[Entries taken from a collection]
* * *
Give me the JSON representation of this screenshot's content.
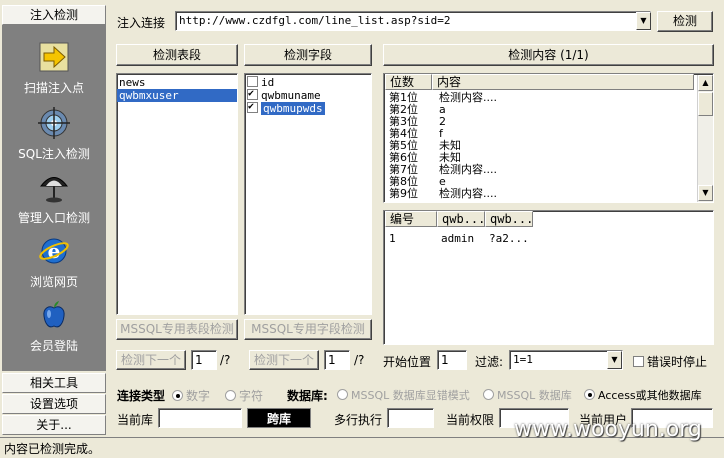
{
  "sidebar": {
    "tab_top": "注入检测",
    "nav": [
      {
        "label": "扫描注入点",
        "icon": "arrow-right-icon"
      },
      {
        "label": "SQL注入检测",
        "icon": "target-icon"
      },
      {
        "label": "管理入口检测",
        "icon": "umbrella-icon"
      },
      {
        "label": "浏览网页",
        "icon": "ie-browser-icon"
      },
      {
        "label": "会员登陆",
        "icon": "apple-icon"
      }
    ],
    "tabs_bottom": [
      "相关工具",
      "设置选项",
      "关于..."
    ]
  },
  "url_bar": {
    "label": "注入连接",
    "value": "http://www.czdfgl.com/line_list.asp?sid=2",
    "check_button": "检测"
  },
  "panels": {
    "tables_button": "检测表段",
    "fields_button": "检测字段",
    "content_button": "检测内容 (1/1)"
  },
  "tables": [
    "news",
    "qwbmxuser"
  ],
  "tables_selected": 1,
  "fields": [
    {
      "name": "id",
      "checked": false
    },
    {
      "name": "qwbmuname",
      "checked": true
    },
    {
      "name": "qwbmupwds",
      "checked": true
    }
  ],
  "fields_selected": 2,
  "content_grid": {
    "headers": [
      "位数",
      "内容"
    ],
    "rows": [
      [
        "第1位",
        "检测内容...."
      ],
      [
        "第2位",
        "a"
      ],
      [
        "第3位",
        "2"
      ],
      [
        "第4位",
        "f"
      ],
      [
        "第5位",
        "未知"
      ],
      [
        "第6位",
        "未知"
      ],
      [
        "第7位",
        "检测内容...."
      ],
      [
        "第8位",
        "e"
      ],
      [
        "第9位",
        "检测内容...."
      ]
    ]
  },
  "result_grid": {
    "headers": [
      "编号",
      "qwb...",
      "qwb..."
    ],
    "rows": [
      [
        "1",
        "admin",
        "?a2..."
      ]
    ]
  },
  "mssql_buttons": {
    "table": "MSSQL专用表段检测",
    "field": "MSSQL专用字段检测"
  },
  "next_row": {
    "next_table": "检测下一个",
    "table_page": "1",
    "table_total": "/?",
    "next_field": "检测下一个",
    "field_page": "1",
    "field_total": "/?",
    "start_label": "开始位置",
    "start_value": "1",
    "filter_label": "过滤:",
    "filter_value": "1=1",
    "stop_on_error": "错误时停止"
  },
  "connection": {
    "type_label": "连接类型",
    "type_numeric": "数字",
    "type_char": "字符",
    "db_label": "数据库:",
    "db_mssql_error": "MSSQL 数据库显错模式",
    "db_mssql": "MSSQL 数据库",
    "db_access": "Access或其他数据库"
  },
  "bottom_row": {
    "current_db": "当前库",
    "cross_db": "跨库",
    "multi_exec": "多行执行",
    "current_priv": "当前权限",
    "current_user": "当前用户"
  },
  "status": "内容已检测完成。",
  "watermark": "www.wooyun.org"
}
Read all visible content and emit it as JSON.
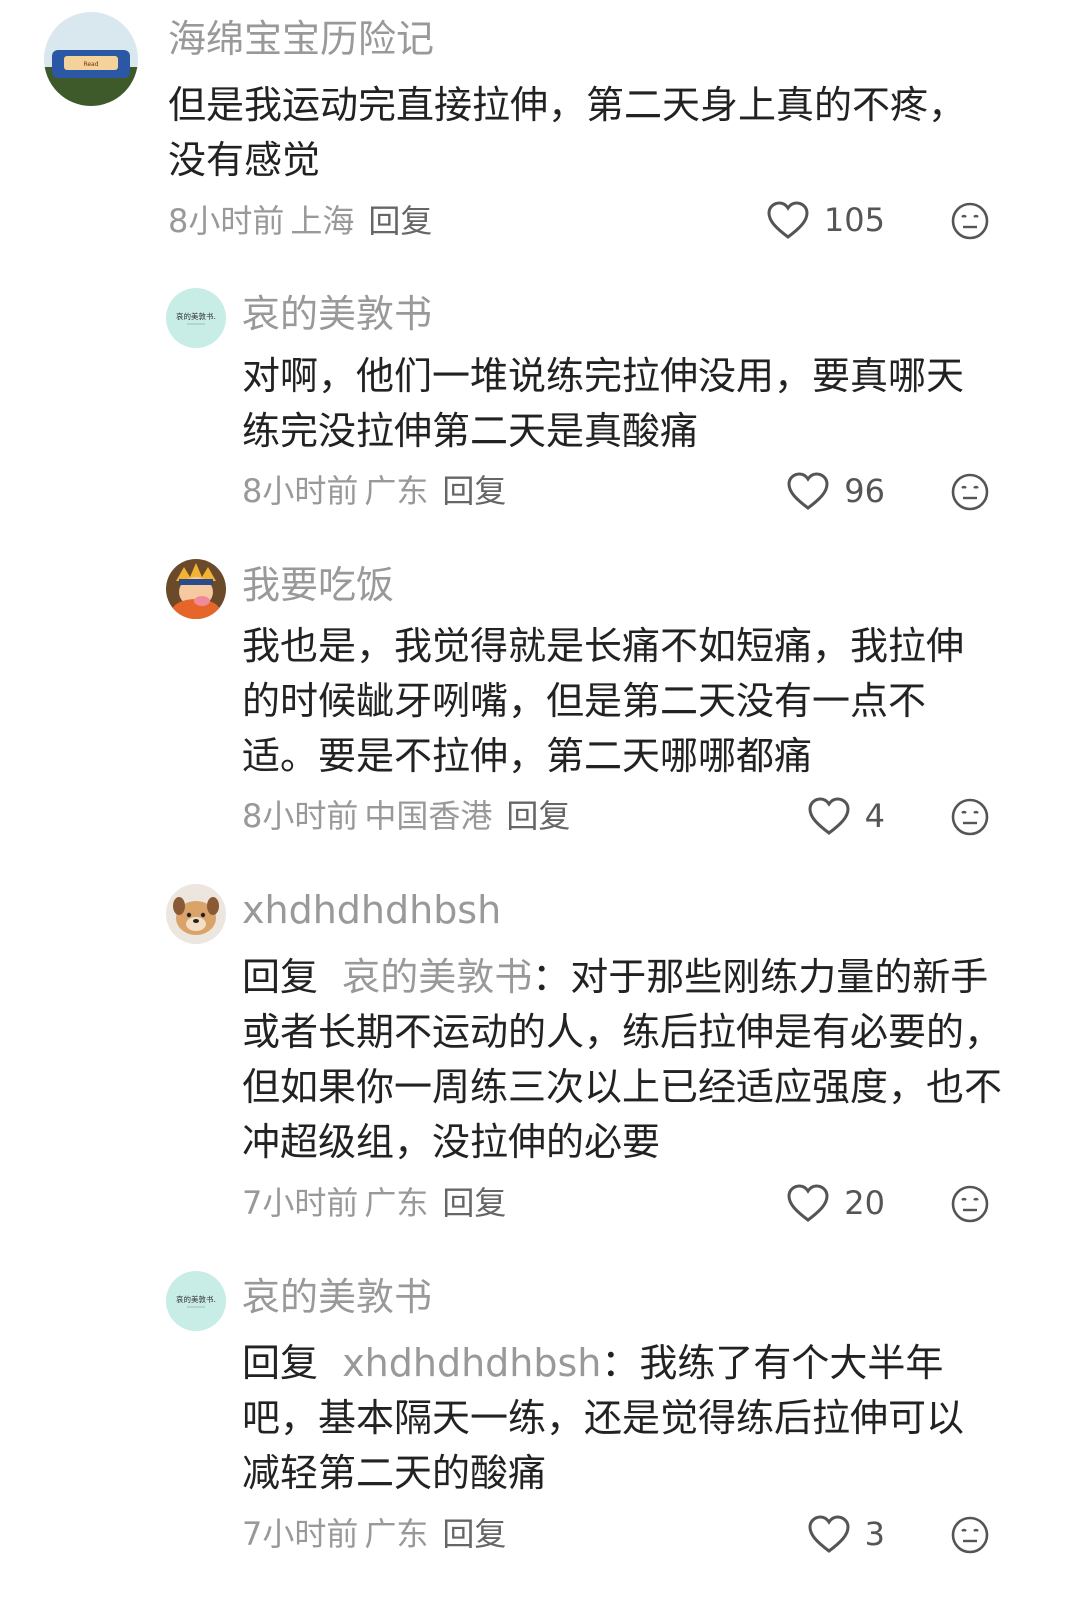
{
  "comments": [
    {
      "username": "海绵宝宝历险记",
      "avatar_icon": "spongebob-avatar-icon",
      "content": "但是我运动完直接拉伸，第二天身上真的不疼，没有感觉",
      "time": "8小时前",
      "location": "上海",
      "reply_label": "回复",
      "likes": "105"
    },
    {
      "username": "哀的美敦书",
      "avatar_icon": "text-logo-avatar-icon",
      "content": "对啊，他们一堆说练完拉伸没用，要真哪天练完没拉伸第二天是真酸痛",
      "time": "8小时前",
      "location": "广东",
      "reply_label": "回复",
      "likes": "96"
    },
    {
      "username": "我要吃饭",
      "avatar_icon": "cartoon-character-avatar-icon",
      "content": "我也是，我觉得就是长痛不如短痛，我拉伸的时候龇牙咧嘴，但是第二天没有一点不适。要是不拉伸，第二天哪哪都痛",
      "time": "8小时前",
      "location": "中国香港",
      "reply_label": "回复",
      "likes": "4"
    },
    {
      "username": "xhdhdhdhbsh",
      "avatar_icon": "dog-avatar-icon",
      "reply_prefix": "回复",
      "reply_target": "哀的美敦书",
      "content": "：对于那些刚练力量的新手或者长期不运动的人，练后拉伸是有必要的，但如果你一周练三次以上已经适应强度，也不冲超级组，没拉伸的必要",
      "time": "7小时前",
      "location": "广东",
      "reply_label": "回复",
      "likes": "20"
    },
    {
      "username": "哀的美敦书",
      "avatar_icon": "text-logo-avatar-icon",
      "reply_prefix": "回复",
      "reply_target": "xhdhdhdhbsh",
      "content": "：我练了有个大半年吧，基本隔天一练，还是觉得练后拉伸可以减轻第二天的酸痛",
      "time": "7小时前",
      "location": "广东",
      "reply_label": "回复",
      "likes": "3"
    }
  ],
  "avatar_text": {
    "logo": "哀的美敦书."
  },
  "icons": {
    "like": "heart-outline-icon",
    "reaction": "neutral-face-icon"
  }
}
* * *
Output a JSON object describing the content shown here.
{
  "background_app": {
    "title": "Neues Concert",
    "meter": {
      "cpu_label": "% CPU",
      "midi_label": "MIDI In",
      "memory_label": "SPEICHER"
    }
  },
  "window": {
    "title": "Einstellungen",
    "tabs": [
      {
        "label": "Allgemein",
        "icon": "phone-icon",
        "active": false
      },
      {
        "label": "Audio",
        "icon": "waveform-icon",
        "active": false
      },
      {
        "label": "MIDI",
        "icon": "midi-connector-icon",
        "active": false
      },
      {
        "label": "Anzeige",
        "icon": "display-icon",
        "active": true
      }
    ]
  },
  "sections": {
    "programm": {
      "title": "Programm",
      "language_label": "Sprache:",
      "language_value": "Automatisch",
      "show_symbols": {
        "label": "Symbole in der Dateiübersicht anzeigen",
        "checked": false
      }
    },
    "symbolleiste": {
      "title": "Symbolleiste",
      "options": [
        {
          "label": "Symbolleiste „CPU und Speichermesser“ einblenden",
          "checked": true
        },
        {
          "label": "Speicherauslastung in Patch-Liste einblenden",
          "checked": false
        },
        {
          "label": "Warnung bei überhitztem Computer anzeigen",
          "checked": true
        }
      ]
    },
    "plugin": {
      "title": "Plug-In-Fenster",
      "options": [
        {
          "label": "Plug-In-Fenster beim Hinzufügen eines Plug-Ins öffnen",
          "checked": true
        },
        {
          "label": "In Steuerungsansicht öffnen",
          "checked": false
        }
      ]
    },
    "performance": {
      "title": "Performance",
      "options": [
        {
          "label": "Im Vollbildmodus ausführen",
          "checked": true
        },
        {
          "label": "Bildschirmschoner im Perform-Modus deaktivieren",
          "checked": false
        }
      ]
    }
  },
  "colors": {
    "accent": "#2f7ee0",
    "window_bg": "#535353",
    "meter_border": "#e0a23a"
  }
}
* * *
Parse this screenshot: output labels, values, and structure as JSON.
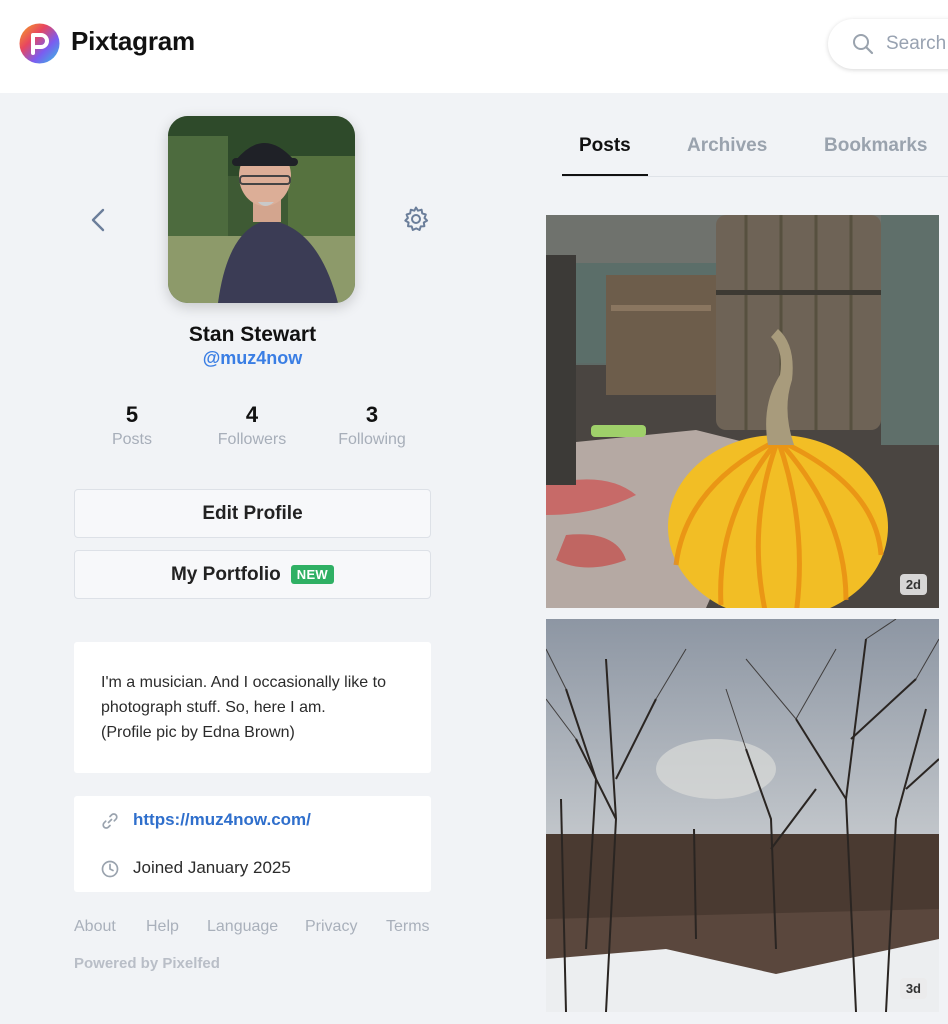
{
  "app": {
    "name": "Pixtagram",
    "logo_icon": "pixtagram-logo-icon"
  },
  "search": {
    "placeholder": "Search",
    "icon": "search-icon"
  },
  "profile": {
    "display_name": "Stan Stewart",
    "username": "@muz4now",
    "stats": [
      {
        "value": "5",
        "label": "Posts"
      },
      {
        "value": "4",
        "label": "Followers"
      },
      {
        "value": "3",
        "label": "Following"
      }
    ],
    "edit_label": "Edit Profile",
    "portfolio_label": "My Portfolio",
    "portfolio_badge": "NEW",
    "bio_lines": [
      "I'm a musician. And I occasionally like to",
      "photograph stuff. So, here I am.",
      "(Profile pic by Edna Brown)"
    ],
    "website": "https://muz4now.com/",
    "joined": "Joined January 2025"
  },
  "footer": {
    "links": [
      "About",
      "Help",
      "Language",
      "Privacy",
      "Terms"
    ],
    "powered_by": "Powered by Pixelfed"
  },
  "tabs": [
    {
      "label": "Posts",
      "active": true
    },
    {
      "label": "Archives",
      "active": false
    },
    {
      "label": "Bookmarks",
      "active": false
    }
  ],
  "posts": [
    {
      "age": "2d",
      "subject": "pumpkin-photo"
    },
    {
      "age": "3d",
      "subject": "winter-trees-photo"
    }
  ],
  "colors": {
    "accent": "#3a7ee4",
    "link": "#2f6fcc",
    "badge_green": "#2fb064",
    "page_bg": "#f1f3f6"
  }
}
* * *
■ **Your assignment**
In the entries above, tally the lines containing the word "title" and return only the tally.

■ **Solution to this exercise**
6